“Maybe you have to know anybody awful well to love them but when you have hated somebody for forty-three years you will know them awful well so maybe it’s better then maybe it’s fine then because after forty-three years they cant any longer surprise you or make you either very contented or very mad.”
Something about Faulkner is that he is a huge fan of run-on sentences. He doesn’t really like periods, preferring commas, semicolons, etc. If you’re not a fan of the long-winded writer, he probably isn’t your cup of sweet tea. But he is a thought-provoking, beautiful writer, and I know understand why he is such a monument within the literary world. It’s funny because we hear all the “great” names such as Faulkner, Hemingway, Austen, or Dickens, and we are supposed to assume that they are great, and we are expected to love them, but we never really now why they’re great until we read them. But it is okay to not like them, it’s okay to recognize their talent, and yet still dislike them. So, try Faulkner, and if you hate him, know you tried.
Truly,
Callie Leigh

These Days.

Hello, World.

What have I been doing lately? Here’s an idea:

Drinking: Black peppermint tea, and enjoying some chocolate. Something about tea and chocolate really gets me in the writing mood. Kind of odd, yes, but productive nonetheless. Besides, I hardly eat sugar anymore so the few pieces of chocolate are rather delicious.

Weather: warm, sunny, with a hint of mountain breeze. I’m at my family’s cabin this weekend, and it smells like pine trees, summer, and lake water. I’m feeling rather serene, and although I usually prefer wintertime to summertime, the warmth is welcomed.

Writing: a new novel idea in my notebook, creating characters I wouldn’t mind learning more about. I’ve been considering a few ideas for a few months now, and I think I’ve figured out just the story I would like to tell. A lot of people think writers choose what to write about, but I disagree. I think that you can attempt to choose, but usually the story chooses you, and demands that you tell it to others.

Thinking About: all the things I have yet to complete this summer that I want to. This includes my scrapbook, a novel (although I’m making progress), twelve novels, and hiking. Summer is so hard because it seems endless, but then there are days where I can feel time passing around me, things slowly changing, and days going by with each feeling the same. But, summer isn’t endless, and I have to remind myself that if I want to complete all these things, I need to take control of time, and use it productively.

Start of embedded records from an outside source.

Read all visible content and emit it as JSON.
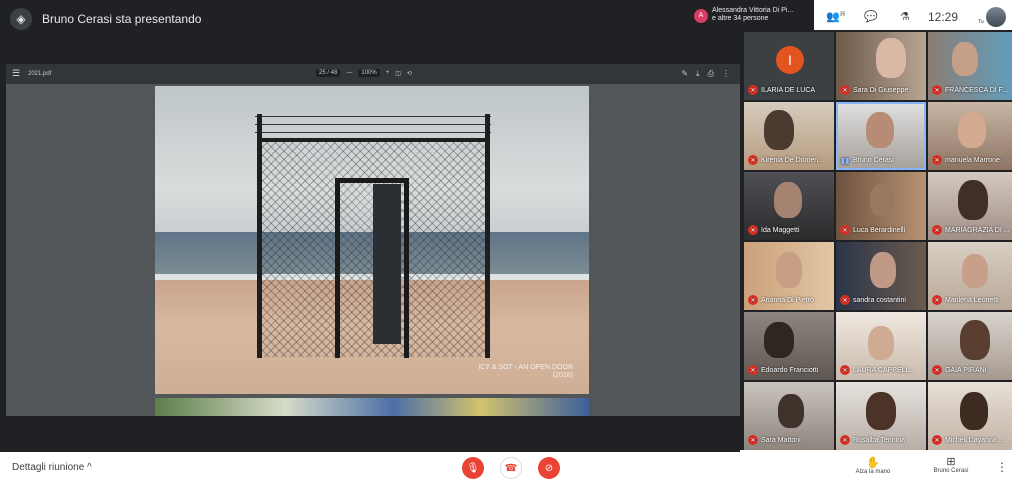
{
  "presentation": {
    "title": "Bruno Cerasi sta presentando",
    "pdf": {
      "menu_icon": "☰",
      "file_name": "2021.pdf",
      "page": "25 / 48",
      "zoom_out": "—",
      "zoom": "100%",
      "zoom_in": "+",
      "fit_icon": "◫",
      "rotate_icon": "⟲",
      "edit_icon": "✎",
      "download_icon": "⤓",
      "print_icon": "⎙",
      "more_icon": "⋮"
    },
    "slide_caption_line1": "ICY & SOT - AN OPEN DOOR",
    "slide_caption_line2": "(2018)"
  },
  "presenter_chip": {
    "avatar_letter": "A",
    "line1": "Alessandra Vittoria Di Pi...",
    "line2": "e altre 34 persone"
  },
  "toolbar": {
    "people_icon": "👥",
    "people_count": "35",
    "chat_icon": "💬",
    "activities_icon": "⚗",
    "time": "12:29",
    "me_label": "Tu"
  },
  "tiles": [
    {
      "name": "ILARIA DE LUCA",
      "muted": true,
      "avatar_letter": "I"
    },
    {
      "name": "Sara Di Giuseppe",
      "muted": true
    },
    {
      "name": "FRANCESCA DI F...",
      "muted": true
    },
    {
      "name": "Kirenia De Domen...",
      "muted": true
    },
    {
      "name": "Bruno Cerasi",
      "muted": false
    },
    {
      "name": "manuela Marrone",
      "muted": true
    },
    {
      "name": "Ida Maggetti",
      "muted": true
    },
    {
      "name": "Luca Berardinelli",
      "muted": true
    },
    {
      "name": "MARIAGRAZIA DI ...",
      "muted": true
    },
    {
      "name": "Arianna Di Pietro",
      "muted": true
    },
    {
      "name": "sandra costantini",
      "muted": true
    },
    {
      "name": "Marilena Leonetti",
      "muted": true
    },
    {
      "name": "Edoardo Franciotti",
      "muted": true
    },
    {
      "name": "LAURA CAPPELL...",
      "muted": true
    },
    {
      "name": "GAIA PIRANI",
      "muted": true
    },
    {
      "name": "Sara Mattoni",
      "muted": true
    },
    {
      "name": "Rosalba Tennina",
      "muted": true
    },
    {
      "name": "Micheli Dayanna ...",
      "muted": true
    }
  ],
  "bottom": {
    "details": "Dettagli riunione",
    "details_chevron": "^",
    "mic_icon": "🎙",
    "end_icon": "☎",
    "cam_icon": "⊘",
    "raise_hand_icon": "✋",
    "raise_hand_label": "Alza la mano",
    "present_icon": "⊞",
    "present_label": "Bruno Cerasi",
    "more_icon": "⋮"
  },
  "colors": {
    "accent_red": "#ea4335",
    "stage_bg": "#202124",
    "pdf_bg": "#525659"
  }
}
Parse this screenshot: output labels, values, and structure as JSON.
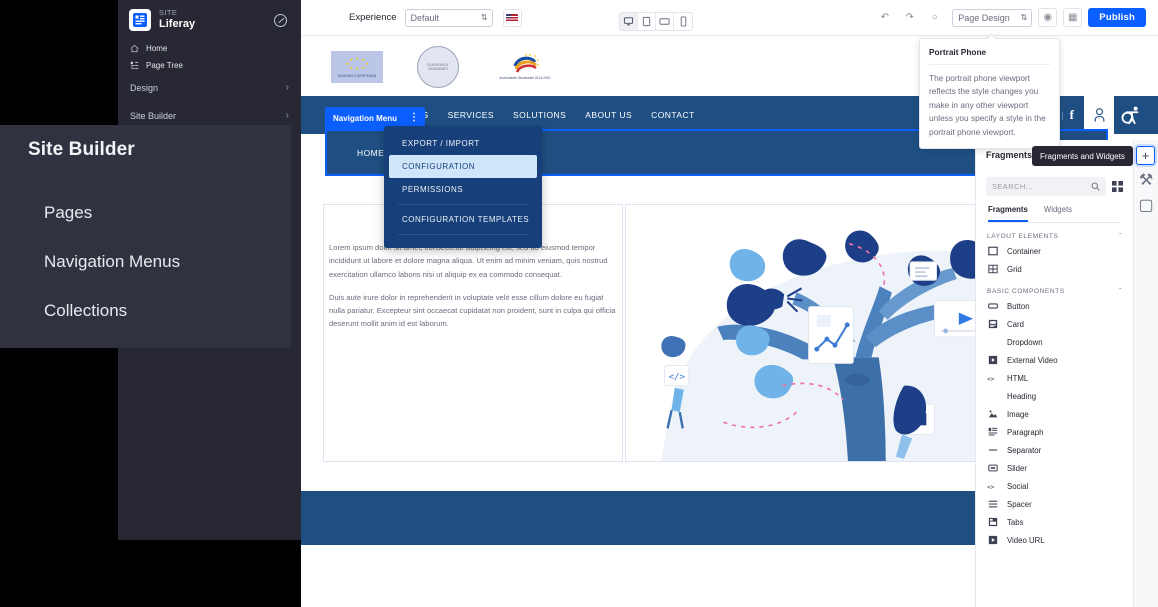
{
  "product_sidebar": {
    "kicker": "SITE",
    "site_name": "Liferay",
    "links": [
      {
        "label": "Home",
        "icon": "home-icon"
      },
      {
        "label": "Page Tree",
        "icon": "page-tree-icon"
      }
    ],
    "sections": [
      {
        "label": "Design",
        "chevron": "›"
      },
      {
        "label": "Site Builder",
        "chevron": "›"
      }
    ],
    "chevrons": [
      "›",
      "›",
      "›",
      "›",
      "›",
      "›"
    ]
  },
  "zoom_overlay": {
    "title": "Site Builder",
    "items": [
      "Pages",
      "Navigation Menus",
      "Collections"
    ]
  },
  "toolbar": {
    "experience_label": "Experience",
    "experience_value": "Default",
    "language_flag": "us-flag-icon",
    "viewports": [
      {
        "name": "desktop",
        "active": true
      },
      {
        "name": "tablet",
        "active": false
      },
      {
        "name": "landscape-phone",
        "active": false
      },
      {
        "name": "portrait-phone",
        "active": false
      }
    ],
    "undo": "↶",
    "redo": "↷",
    "history": "○",
    "page_design_value": "Page Design",
    "preview": "◉",
    "grid": "▦",
    "publish_label": "Publish"
  },
  "viewport_tooltip": {
    "title": "Portrait Phone",
    "body": "The portrait phone viewport reflects the style changes you make in any other viewport unless you specify a style in the portrait phone viewport."
  },
  "canvas": {
    "logos": [
      {
        "name": "eu-flag-logo",
        "caption": "UNIUNEA EUROPEANĂ"
      },
      {
        "name": "romania-government-seal",
        "caption": "GUVERNUL ROMÂNIEI"
      },
      {
        "name": "structural-instruments-logo",
        "caption": "Instrumente Structurale 2014-2020"
      }
    ],
    "nav_items": [
      "HOME",
      "PRODUCTS",
      "SERVICES",
      "SOLUTIONS",
      "ABOUT US",
      "CONTACT"
    ],
    "search_placeholder": "SEARCH...",
    "social": [
      "linkedin-icon",
      "youtube-icon",
      "facebook-icon"
    ],
    "user_icon": "user-account-icon",
    "accessibility_icon": "accessibility-icon",
    "fragment_label": "Navigation Menu",
    "fragment_kebab": "⋮",
    "second_nav_items": [
      "HOME",
      "P"
    ],
    "dropdown_items": [
      {
        "label": "EXPORT / IMPORT",
        "selected": false
      },
      {
        "label": "CONFIGURATION",
        "selected": true
      },
      {
        "label": "PERMISSIONS",
        "selected": false
      },
      {
        "label": "CONFIGURATION TEMPLATES",
        "selected": false
      }
    ],
    "paragraphs": [
      "Lorem ipsum dolor sit amet, consectetur adipiscing elit, sed do eiusmod tempor incididunt ut labore et dolore magna aliqua. Ut enim ad minim veniam, quis nostrud exercitation ullamco laboris nisi ut aliquip ex ea commodo consequat.",
      "Duis aute irure dolor in reprehenderit in voluptate velit esse cillum dolore eu fugiat nulla pariatur. Excepteur sint occaecat cupidatat non proident, sunt in culpa qui officia deserunt mollit anim id est laborum."
    ],
    "illustration_name": "blue-tree-illustration"
  },
  "right_panel": {
    "title": "Fragments a",
    "tooltip": "Fragments and Widgets",
    "add_button": "+",
    "search_placeholder": "SEARCH...",
    "search_icon": "search-icon",
    "view_toggle_icon": "grid-view-icon",
    "tabs": [
      {
        "label": "Fragments",
        "active": true
      },
      {
        "label": "Widgets",
        "active": false
      }
    ],
    "groups": [
      {
        "label": "LAYOUT ELEMENTS",
        "collapse": "ˇ",
        "items": [
          {
            "label": "Container",
            "icon": "container-icon"
          },
          {
            "label": "Grid",
            "icon": "grid-icon"
          }
        ]
      },
      {
        "label": "BASIC COMPONENTS",
        "collapse": "ˇ",
        "items": [
          {
            "label": "Button",
            "icon": "button-icon"
          },
          {
            "label": "Card",
            "icon": "card-icon"
          },
          {
            "label": "Dropdown",
            "icon": ""
          },
          {
            "label": "External Video",
            "icon": "video-icon"
          },
          {
            "label": "HTML",
            "icon": "code-icon"
          },
          {
            "label": "Heading",
            "icon": ""
          },
          {
            "label": "Image",
            "icon": "image-icon"
          },
          {
            "label": "Paragraph",
            "icon": "paragraph-icon"
          },
          {
            "label": "Separator",
            "icon": "separator-icon"
          },
          {
            "label": "Slider",
            "icon": "slider-icon"
          },
          {
            "label": "Social",
            "icon": "code-icon"
          },
          {
            "label": "Spacer",
            "icon": "spacer-icon"
          },
          {
            "label": "Tabs",
            "icon": "tabs-icon"
          },
          {
            "label": "Video URL",
            "icon": "video-icon"
          }
        ]
      }
    ],
    "rail": [
      {
        "name": "style-book-icon",
        "glyph": "⚒"
      },
      {
        "name": "comments-icon",
        "glyph": "▢"
      }
    ]
  },
  "colors": {
    "accent": "#0b5fff",
    "sidebar_bg": "#272833",
    "site_nav_blue": "#1f4f82",
    "menu_blue": "#17407a"
  }
}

Excited About: a few things. First, I’m excited about my story idea. Second, I’m excited to hangout with my best friend, Lindy, who just got back into town from UC Santa Cruz!

Missing: School. All the people who are associated with school. Trips to Peets to do homework, procrastinate, and talk with my friends about life, academics, and the most random things.

Addicted to: instagram. Seriously, I love instagram. It’s so fun to see little snapshots of people’s lives, especially the people I don’t see very often anymore. Also, I’ve become a little more ridiculous about it since I decided to advertise my blog on instagram. But hey, I have to get readers somehow. I also have a slight (read: large) chai latte addiction whether they are hot, iced, blended, whatever. I have to have one a day, which is more latte than I’ve ever drank. College does things to people when it comes to caffeinated beverages!

Truly,

Callie Leigh